If a line holds the word "icon", copy it from the entries.

=== MATERIAL SUPPLIED ===

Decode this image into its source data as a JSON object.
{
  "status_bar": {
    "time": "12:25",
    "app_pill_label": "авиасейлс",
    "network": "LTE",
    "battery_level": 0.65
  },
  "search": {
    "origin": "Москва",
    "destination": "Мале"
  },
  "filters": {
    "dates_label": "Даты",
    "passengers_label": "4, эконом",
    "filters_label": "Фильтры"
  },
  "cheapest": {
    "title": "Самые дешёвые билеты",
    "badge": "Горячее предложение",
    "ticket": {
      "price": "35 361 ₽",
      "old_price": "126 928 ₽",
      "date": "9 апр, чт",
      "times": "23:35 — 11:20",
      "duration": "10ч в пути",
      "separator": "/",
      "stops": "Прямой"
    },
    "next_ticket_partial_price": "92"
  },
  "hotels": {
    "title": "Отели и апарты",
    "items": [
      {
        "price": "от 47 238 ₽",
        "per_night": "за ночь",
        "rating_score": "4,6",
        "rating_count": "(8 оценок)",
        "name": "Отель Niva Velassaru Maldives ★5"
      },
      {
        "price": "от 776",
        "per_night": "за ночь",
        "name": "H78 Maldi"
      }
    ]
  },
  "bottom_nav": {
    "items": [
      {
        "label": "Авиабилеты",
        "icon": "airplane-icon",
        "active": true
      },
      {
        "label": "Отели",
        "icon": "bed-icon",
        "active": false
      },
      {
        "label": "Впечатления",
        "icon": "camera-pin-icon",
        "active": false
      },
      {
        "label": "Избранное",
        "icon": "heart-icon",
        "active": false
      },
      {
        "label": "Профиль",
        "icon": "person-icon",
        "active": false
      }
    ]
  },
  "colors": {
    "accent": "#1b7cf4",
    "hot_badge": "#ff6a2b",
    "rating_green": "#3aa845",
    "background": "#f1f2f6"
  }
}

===

→ **OUTPUT OF THE TASK**:
        "icon": "airplane-icon",
        "icon": "bed-icon",
        "icon": "camera-pin-icon",
        "icon": "heart-icon",
        "icon": "person-icon",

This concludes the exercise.